But what happens if you exceed the capacity of your development team? What happens when you cram in more features than the team can develop? Your features will get stuck in development. Let’s see how this can happen.



What happens if you push too many features into your development pipeline?

Let’s discuss three negative outcomes of overloading your pipeline:

  1. You lose focus by increased task switching
  2. Managing the waiting queue costs a lot of time
  3. Big releases create big headaches

Having too much upcoming work leads to task switching

When an avalanche of requirements hits, you have the urge to do everything in parallel because everything is important. You dutifully start with the most urgent task, only to have the second most important thing blow up in your face. Switching focus to the new number one in your list lets you watch the next three things go off like an ill-timed firework display.

When you’re constantly switching from one task to the next, you’ll hardly finish any one of them. Every single task stays on your todo list longer than it should. And I’m not even talking about the time you lose adjusting to every new task. Just the fact that you’re hopping from task to task increases the lead time of each dramatically. Instead of getting your overloaded pipeline cleaned up, more and more stuff piles up in front of you.

The second problem is managing the waiting queue.

If more and more stuff piles up, you waste time managing that queue

Again and again, you revisit and re-prioritize your ever growing list of tasks. Every time you go through that list you need to remember the details of each item, it’s current status, and so on. This takes a lot of mental energy and a considerable amount of time. That time and energy are lost instead of used to finish things.

And while you’re not getting anything done, guess what? That todo list grows longer and longer resulting in even more queue management work. A vicious cycle which is only made worse with today’s tools. We’ve got a host of bug tracking tools which let you manage hundreds or even thousands of open issues. I was once very proud of having over 1400 open issues sitting in our bug tracker. But it was an ordeal to go through even the upper part of that list again and again. We finally scrapped it and never looked back.

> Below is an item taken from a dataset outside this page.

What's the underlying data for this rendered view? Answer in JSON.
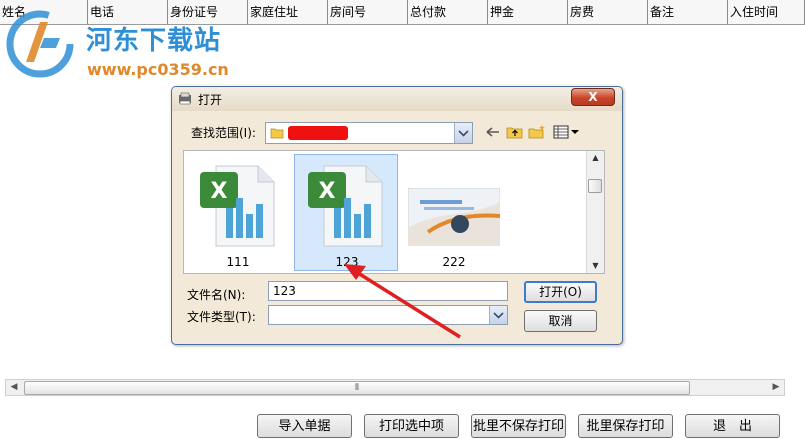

And that brings us to the third ill effect of overloading your development pipeline: big releases.

Dealing with too many features in parallel means preparing big releases

And assembling big releases means a lot of complexity. This complexity increases management overhead and reduces quality because no single person has a complete overview anymore.

Instead of knowing exactly what went live (and what might have caused a certain bug), you’ve got a big batch of stuff going live all at once and no chance of ever finding out why something broke. This is a very bad situation.

But it gets even worse than that: with growing complexity, I’ve found the number of bugs increase more than just proportionally. That means if you’re releasing double the amount of features, you’ll have to deal with way more than double the problems. Remember that nice task list – your “development pipeline”? Feel free to cram these release issues right on top.

“Yes, quality issues are clogging my pipeline, but there’s nothing I can do about it”

I know, it looks like that. But I’ve seen teams move from big releases with weeks of stabilization phases to continuous deployments. By creating a pull system and focusing on flow it is possible to break the vicious cycle.

These things get you into a vicious cycle

If you overload your pipeline, things will get worse because of more task switching, increased management overhead to manage your todo lists, and the unfortunate dynamics of big releases.

Create a pull system and focus on flow to break that vicious cycle and you’ll never feel like being stuck on the highway during rush hour.

What are your experiences with having too much stuff to do? Please share it with us in the comments.

Published at DZone with permission of Matthias Marschall, author and DZone MVB. (source)

(Note: Opinions expressed in this article and its replies are the opinions of their respective authors and not those of DZone, Inc.)